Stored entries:
=====

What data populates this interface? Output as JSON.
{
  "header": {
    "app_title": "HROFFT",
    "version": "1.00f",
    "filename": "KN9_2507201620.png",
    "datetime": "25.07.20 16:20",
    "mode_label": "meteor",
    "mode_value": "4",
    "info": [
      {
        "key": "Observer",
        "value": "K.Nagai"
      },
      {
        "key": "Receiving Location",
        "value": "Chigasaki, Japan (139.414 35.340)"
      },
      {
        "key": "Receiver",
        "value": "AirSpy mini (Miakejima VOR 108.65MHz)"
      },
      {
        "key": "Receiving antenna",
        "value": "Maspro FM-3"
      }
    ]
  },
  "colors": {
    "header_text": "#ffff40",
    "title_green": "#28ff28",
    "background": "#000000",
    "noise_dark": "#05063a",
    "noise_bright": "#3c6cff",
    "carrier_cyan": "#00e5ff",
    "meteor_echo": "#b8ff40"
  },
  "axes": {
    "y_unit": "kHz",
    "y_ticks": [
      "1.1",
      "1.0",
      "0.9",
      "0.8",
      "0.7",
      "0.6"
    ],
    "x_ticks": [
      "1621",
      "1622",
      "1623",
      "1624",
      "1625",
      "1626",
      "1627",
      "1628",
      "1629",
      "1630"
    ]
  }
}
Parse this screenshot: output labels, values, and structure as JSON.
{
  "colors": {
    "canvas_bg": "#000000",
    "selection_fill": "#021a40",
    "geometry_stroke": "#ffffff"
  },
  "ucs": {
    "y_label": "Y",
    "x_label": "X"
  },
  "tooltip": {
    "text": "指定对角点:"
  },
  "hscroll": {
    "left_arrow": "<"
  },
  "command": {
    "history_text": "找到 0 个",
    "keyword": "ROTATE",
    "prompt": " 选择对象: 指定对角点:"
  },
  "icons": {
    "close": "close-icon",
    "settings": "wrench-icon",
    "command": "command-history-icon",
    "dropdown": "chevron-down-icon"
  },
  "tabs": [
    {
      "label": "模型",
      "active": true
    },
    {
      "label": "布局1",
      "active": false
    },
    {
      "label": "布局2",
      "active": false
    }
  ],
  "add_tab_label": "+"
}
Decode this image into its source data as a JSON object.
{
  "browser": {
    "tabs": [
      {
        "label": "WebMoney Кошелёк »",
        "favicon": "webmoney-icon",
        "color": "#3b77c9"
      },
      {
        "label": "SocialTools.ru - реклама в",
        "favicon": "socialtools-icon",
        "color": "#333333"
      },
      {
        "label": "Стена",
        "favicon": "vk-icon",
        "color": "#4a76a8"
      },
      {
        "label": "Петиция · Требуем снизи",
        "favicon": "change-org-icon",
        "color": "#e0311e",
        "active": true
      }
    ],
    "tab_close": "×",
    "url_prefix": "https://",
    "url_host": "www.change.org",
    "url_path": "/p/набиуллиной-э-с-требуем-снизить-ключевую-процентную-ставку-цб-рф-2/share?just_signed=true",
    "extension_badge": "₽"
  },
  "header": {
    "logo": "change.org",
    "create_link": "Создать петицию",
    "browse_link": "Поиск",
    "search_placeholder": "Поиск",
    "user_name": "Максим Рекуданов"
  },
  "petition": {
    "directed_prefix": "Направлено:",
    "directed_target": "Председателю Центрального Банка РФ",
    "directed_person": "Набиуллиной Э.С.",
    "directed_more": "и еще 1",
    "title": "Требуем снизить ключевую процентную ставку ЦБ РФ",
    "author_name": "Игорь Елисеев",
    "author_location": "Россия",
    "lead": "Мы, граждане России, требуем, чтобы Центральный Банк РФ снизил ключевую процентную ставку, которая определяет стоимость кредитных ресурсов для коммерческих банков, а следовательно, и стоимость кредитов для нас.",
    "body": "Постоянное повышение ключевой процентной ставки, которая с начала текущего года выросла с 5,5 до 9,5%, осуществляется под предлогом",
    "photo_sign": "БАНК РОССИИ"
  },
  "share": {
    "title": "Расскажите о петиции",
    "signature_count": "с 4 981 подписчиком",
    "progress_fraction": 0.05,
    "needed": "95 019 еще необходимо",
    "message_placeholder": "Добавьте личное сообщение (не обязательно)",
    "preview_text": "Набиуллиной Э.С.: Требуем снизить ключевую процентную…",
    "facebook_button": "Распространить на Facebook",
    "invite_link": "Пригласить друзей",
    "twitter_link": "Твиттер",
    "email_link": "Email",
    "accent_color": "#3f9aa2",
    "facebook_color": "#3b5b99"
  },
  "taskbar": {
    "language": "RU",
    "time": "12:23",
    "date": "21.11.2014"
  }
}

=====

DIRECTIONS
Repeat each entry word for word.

WRITTEN ANSWER
What data populates this interface? Output as JSON.
{
  "header": {
    "app_title": "HROFFT",
    "version": "1.00f",
    "filename": "KN9_2507201620.png",
    "datetime": "25.07.20 16:20",
    "mode_label": "meteor",
    "mode_value": "4",
    "info": [
      {
        "key": "Observer",
        "value": "K.Nagai"
      },
      {
        "key": "Receiving Location",
        "value": "Chigasaki, Japan (139.414 35.340)"
      },
      {
        "key": "Receiver",
        "value": "AirSpy mini (Miakejima VOR 108.65MHz)"
      },
      {
        "key": "Receiving antenna",
        "value": "Maspro FM-3"
      }
    ]
  },
  "colors": {
    "header_text": "#ffff40",
    "title_green": "#28ff28",
    "background": "#000000",
    "noise_dark": "#05063a",
    "noise_bright": "#3c6cff",
    "carrier_cyan": "#00e5ff",
    "meteor_echo": "#b8ff40"
  },
  "axes": {
    "y_unit": "kHz",
    "y_ticks": [
      "1.1",
      "1.0",
      "0.9",
      "0.8",
      "0.7",
      "0.6"
    ],
    "x_ticks": [
      "1621",
      "1622",
      "1623",
      "1624",
      "1625",
      "1626",
      "1627",
      "1628",
      "1629",
      "1630"
    ]
  }
}
Parse this screenshot: output labels, values, and structure as JSON.
{
  "colors": {
    "canvas_bg": "#000000",
    "selection_fill": "#021a40",
    "geometry_stroke": "#ffffff"
  },
  "ucs": {
    "y_label": "Y",
    "x_label": "X"
  },
  "tooltip": {
    "text": "指定对角点:"
  },
  "hscroll": {
    "left_arrow": "<"
  },
  "command": {
    "history_text": "找到 0 个",
    "keyword": "ROTATE",
    "prompt": " 选择对象: 指定对角点:"
  },
  "icons": {
    "close": "close-icon",
    "settings": "wrench-icon",
    "command": "command-history-icon",
    "dropdown": "chevron-down-icon"
  },
  "tabs": [
    {
      "label": "模型",
      "active": true
    },
    {
      "label": "布局1",
      "active": false
    },
    {
      "label": "布局2",
      "active": false
    }
  ],
  "add_tab_label": "+"
}
Decode this image into its source data as a JSON object.
{
  "browser": {
    "tabs": [
      {
        "label": "WebMoney Кошелёк »",
        "favicon": "webmoney-icon",
        "color": "#3b77c9"
      },
      {
        "label": "SocialTools.ru - реклама в",
        "favicon": "socialtools-icon",
        "color": "#333333"
      },
      {
        "label": "Стена",
        "favicon": "vk-icon",
        "color": "#4a76a8"
      },
      {
        "label": "Петиция · Требуем снизи",
        "favicon": "change-org-icon",
        "color": "#e0311e",
        "active": true
      }
    ],
    "tab_close": "×",
    "url_prefix": "https://",
    "url_host": "www.change.org",
    "url_path": "/p/набиуллиной-э-с-требуем-снизить-ключевую-процентную-ставку-цб-рф-2/share?just_signed=true",
    "extension_badge": "₽"
  },
  "header": {
    "logo": "change.org",
    "create_link": "Создать петицию",
    "browse_link": "Поиск",
    "search_placeholder": "Поиск",
    "user_name": "Максим Рекуданов"
  },
  "petition": {
    "directed_prefix": "Направлено:",
    "directed_target": "Председателю Центрального Банка РФ",
    "directed_person": "Набиуллиной Э.С.",
    "directed_more": "и еще 1",
    "title": "Требуем снизить ключевую процентную ставку ЦБ РФ",
    "author_name": "Игорь Елисеев",
    "author_location": "Россия",
    "lead": "Мы, граждане России, требуем, чтобы Центральный Банк РФ снизил ключевую процентную ставку, которая определяет стоимость кредитных ресурсов для коммерческих банков, а следовательно, и стоимость кредитов для нас.",
    "body": "Постоянное повышение ключевой процентной ставки, которая с начала текущего года выросла с 5,5 до 9,5%, осуществляется под предлогом",
    "photo_sign": "БАНК РОССИИ"
  },
  "share": {
    "title": "Расскажите о петиции",
    "signature_count": "с 4 981 подписчиком",
    "progress_fraction": 0.05,
    "needed": "95 019 еще необходимо",
    "message_placeholder": "Добавьте личное сообщение (не обязательно)",
    "preview_text": "Набиуллиной Э.С.: Требуем снизить ключевую процентную…",
    "facebook_button": "Распространить на Facebook",
    "invite_link": "Пригласить друзей",
    "twitter_link": "Твиттер",
    "email_link": "Email",
    "accent_color": "#3f9aa2",
    "facebook_color": "#3b5b99"
  },
  "taskbar": {
    "language": "RU",
    "time": "12:23",
    "date": "21.11.2014"
  }
}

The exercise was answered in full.